Industry focus on satellite broadband Internet access services has progressively shifted over the last few years. North America, Western Europe, Asia, Australia, Latin America, the Middle East and Africa have all at one time or another been classified as the “next big thing” for satellite broadband and high throughput satellites (HTS). And now, the industry is shifting once more with the newest target market being Russia. This was recently illustrated by the January 2013 report that RuSat was launching a new satellite broadband service to both enterprise-class and consumer-class clients based on Newtec’s latest modem and hub technology including its MDM2200 IP satellite modem product.
Turning to the central question: Is there real demand for satellite broadband access services in Russia? NSR’s latest assessment laid out in its new report is that Russia appears at first glance to offer real long-term potential.

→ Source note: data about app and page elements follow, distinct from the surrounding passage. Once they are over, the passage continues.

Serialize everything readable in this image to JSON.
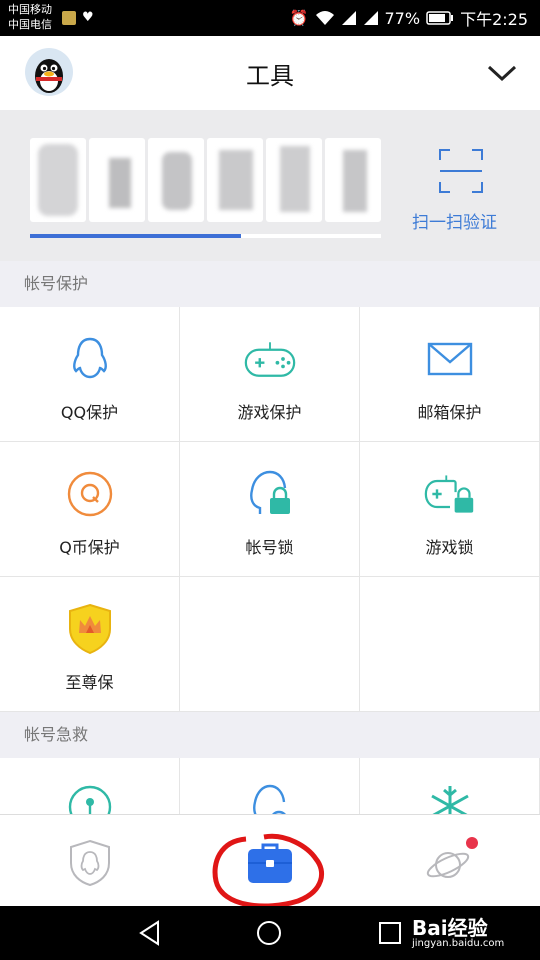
{
  "status_bar": {
    "carrier_1": "中国移动",
    "carrier_2": "中国电信",
    "battery": "77%",
    "time": "下午2:25"
  },
  "header": {
    "title": "工具"
  },
  "token": {
    "scan_label": "扫一扫验证",
    "progress": 0.6
  },
  "sections": [
    {
      "title": "帐号保护",
      "items": [
        {
          "label": "QQ保护",
          "icon": "qq-penguin-icon"
        },
        {
          "label": "游戏保护",
          "icon": "gamepad-icon"
        },
        {
          "label": "邮箱保护",
          "icon": "mail-icon"
        },
        {
          "label": "Q币保护",
          "icon": "q-coin-icon"
        },
        {
          "label": "帐号锁",
          "icon": "user-lock-icon"
        },
        {
          "label": "游戏锁",
          "icon": "game-lock-icon"
        },
        {
          "label": "至尊保",
          "icon": "crown-shield-icon"
        }
      ]
    },
    {
      "title": "帐号急救"
    }
  ],
  "watermark": {
    "brand": "Bai经验",
    "url": "jingyan.baidu.com"
  },
  "colors": {
    "accent": "#3d7bd6",
    "teal": "#2fb9a6",
    "orange": "#f08b3c"
  }
}
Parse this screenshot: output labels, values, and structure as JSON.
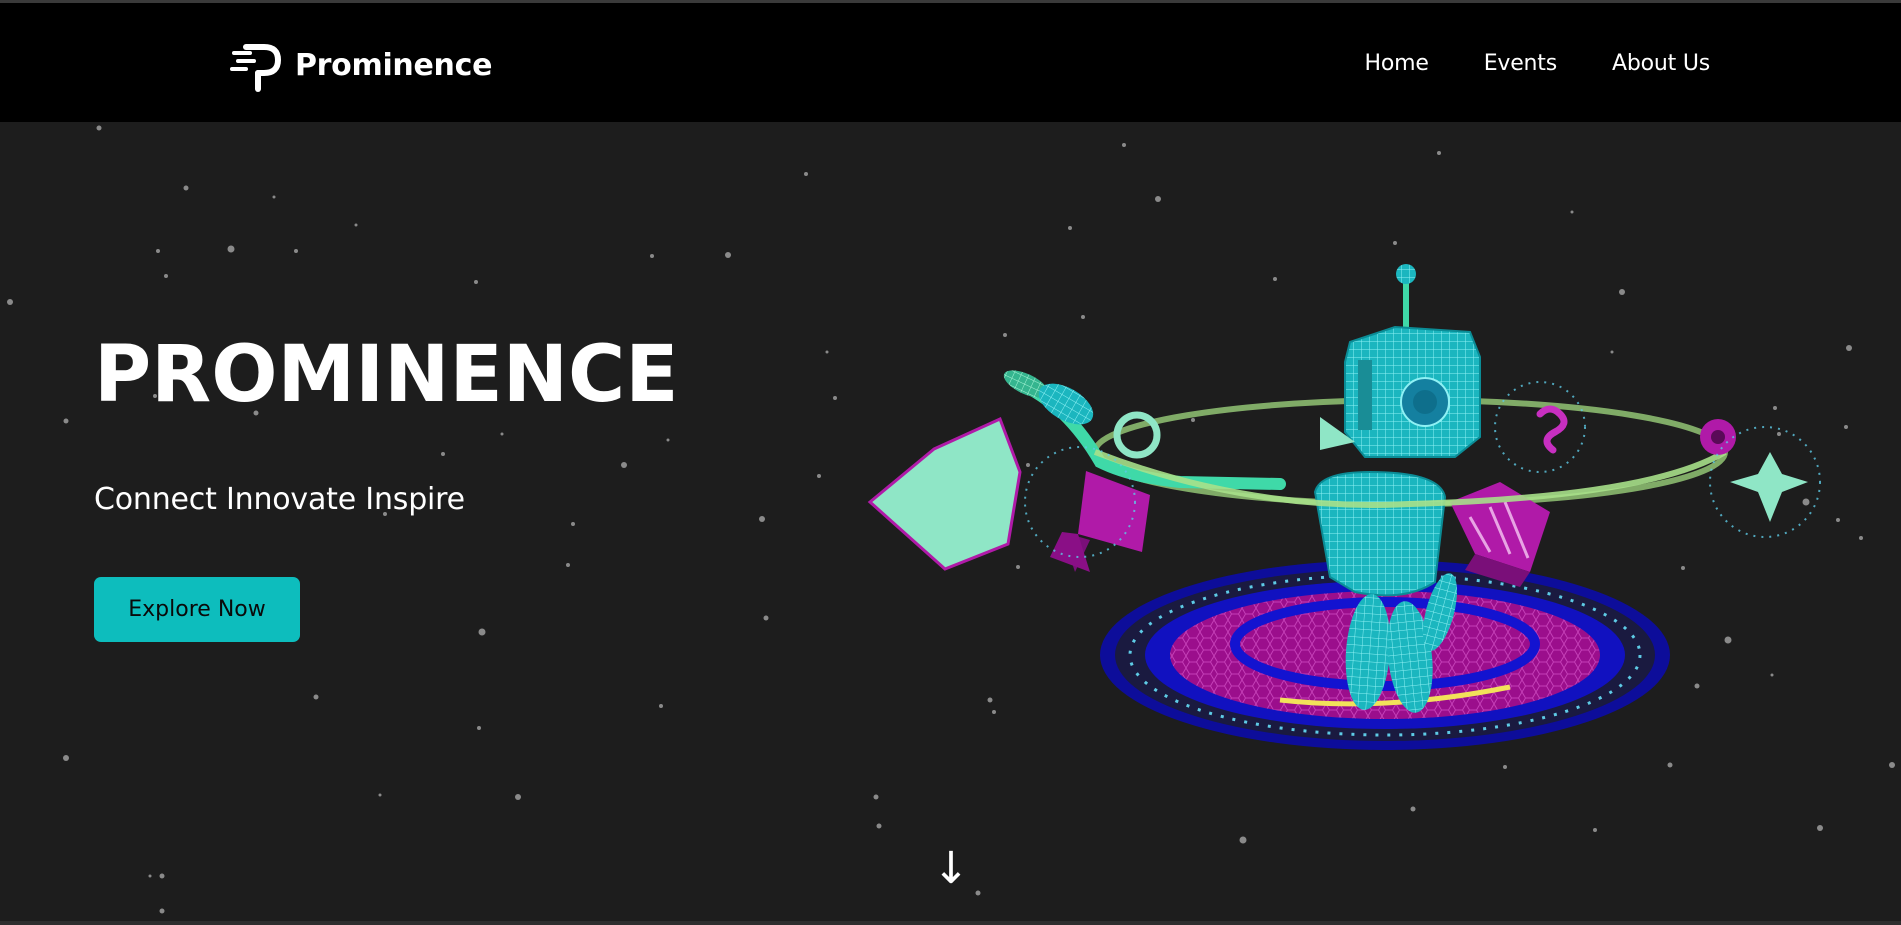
{
  "nav": {
    "brand": "Prominence",
    "logo_icon": "prominence-p-logo",
    "links": [
      "Home",
      "Events",
      "About Us"
    ]
  },
  "hero": {
    "title": "PROMINENCE",
    "tagline": "Connect Innovate Inspire",
    "cta_label": "Explore Now",
    "illustration": "wireframe-robot-on-hologram-pad",
    "scroll_icon": "arrow-down-icon",
    "scroll_glyph": "↓"
  },
  "colors": {
    "nav_bg": "#000000",
    "page_bg": "#1d1d1d",
    "accent": "#0dbdbd",
    "robot_cyan": "#2fd0d6",
    "mint": "#8fe6c6",
    "magenta": "#b01aa8",
    "pad_blue": "#1010b8"
  }
}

It is a single market, a geographically large country, has a still developing terrestrial network, and there is strong demand for broadband Internet access services among individuals and businesses. These factors are no doubt the main motivations behind all of the above cited deals and partnerships over the last two years.

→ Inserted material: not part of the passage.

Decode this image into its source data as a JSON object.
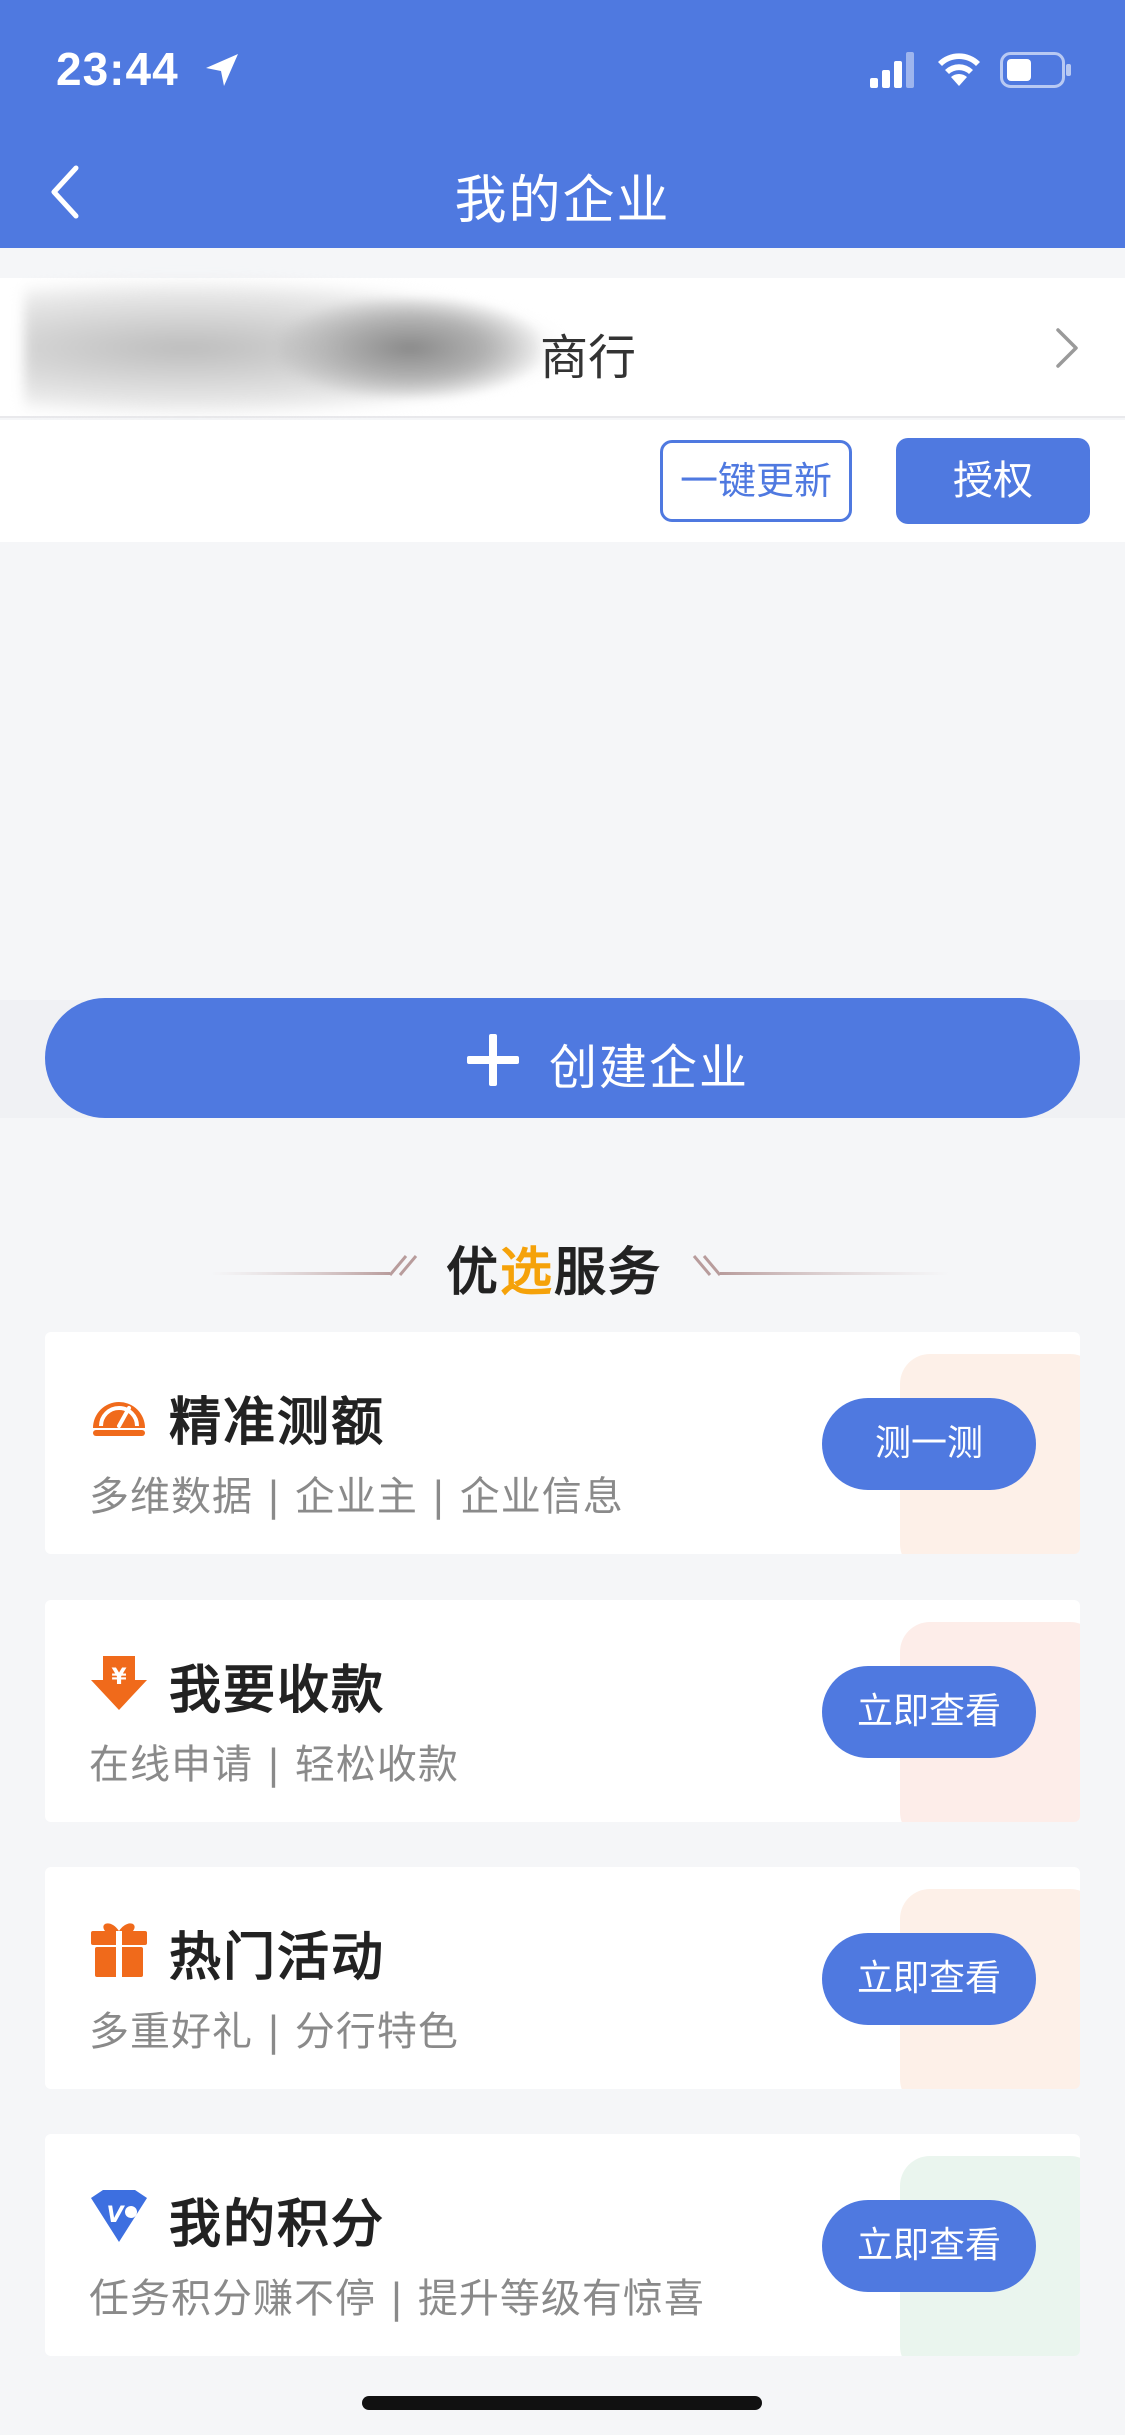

Yet, the Russian market also remains challenging for growth of satellite broadband access services. Cost of the service and, most importantly the upfront cost of the CPE, are a major hurdle among a fair portion of the populace in the more rural parts of the nation. Further, NSR has yet to see a major ISP in Russian get truly behind the effort, and the marketing and distribution will likely be the biggest issue of all in the development of these services in the country. Still, for 2015 and beyond, NSR assumes that satellite broadband access services in the Russian market will begin to gain some traction. This is expected to drive most of the Central & Eastern European broadband access subscriber growth forecasted in the 2015-2017 period